“You could say the arboretum may have benefited,” said Jerry Guerrier, project manager for the Howell renovations.
“That’s the running joke.”
The mystery of the untraceable sewage was just one of the unforeseen challenges of renovating the more-than-100-year-old building.
To replace the windows, for example, workers have had to not only remove the windows, but also the brick masonry surrounding them. They salvaged what bricks they could and then spent a month-and-a-half searching for new bricks that would match the building’s look, Guerrier said.
Designers wanted to preserve the historic integrity of the building while installing new technology. The renovated building will house a lecture hall and labs for an additional wing of the University’s Department of Psychology and Neuroscience.
“We’re renovating a turn-of-the century building into a state-of-the-art lab,” Guerrier said. “We’re trying to maintain the integrity of the historic contributions, but stitching in all-new technology and systems.”
Built in 1906, Howell Hall originally housed the chemistry department. It also held the pharmacy and journalism schools at different times, said Tamsen Foote, executive assistant in the psychology and neuroscience department.
Prior to its renovations, the building operated as a “swing space” where professors could have temporary offices, a place psychology department Chairman Don Lysle called the “odds and ends of different departments.”
Although the design phase began in 2013, Guerrier said the project didn’t get off the ground until 2014, and construction didn’t start until March 2015 — one month after the original plan’s projected end date.
People in the psychology department were disappointed with the delay but understood that such large projects take time, Lysle said.
Much of Howell Hall was not up to code. The building had no sprinkler system, and what life-safety system did exist was deficient, Guerrier said. Construction workers tore out the metal fire escapes and added interior staircases at both ends of the building, along with a new entryway that allows easier access to the elevator.
Workers are upgrading utilities — including the sewage system — and replacing windows, putting on a new roof and redoing the landscaping. The budget for the entire project is $12.3 million, and Guerrier expects construction to finish in March 2016.
When Davie Hall, the current home of the department, was reassessed for space, the report found the department needed twice as much space as it had, Lysle said.

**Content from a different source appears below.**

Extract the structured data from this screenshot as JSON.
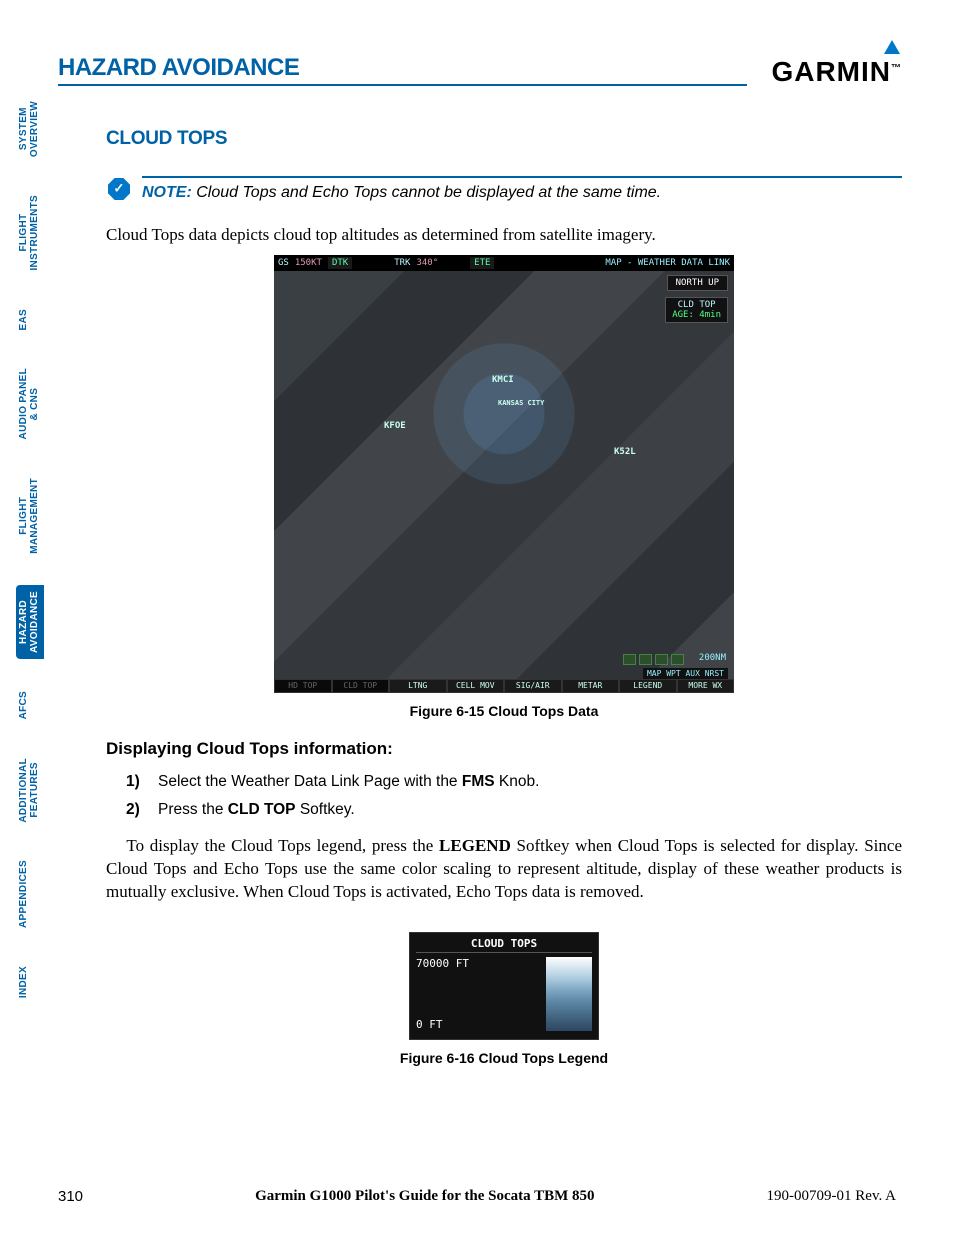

“The field is becoming much more technology-driven, which requires more equipment,” he said.
The fields of biology and psychology are also moving together, creating the need for physiological research as well, he said.
Lysle said people in the psychology department are excited to expand into the much-needed space Howell will provide.
“We’re just happy that it’s going on, even if it’s construction noise,” he said.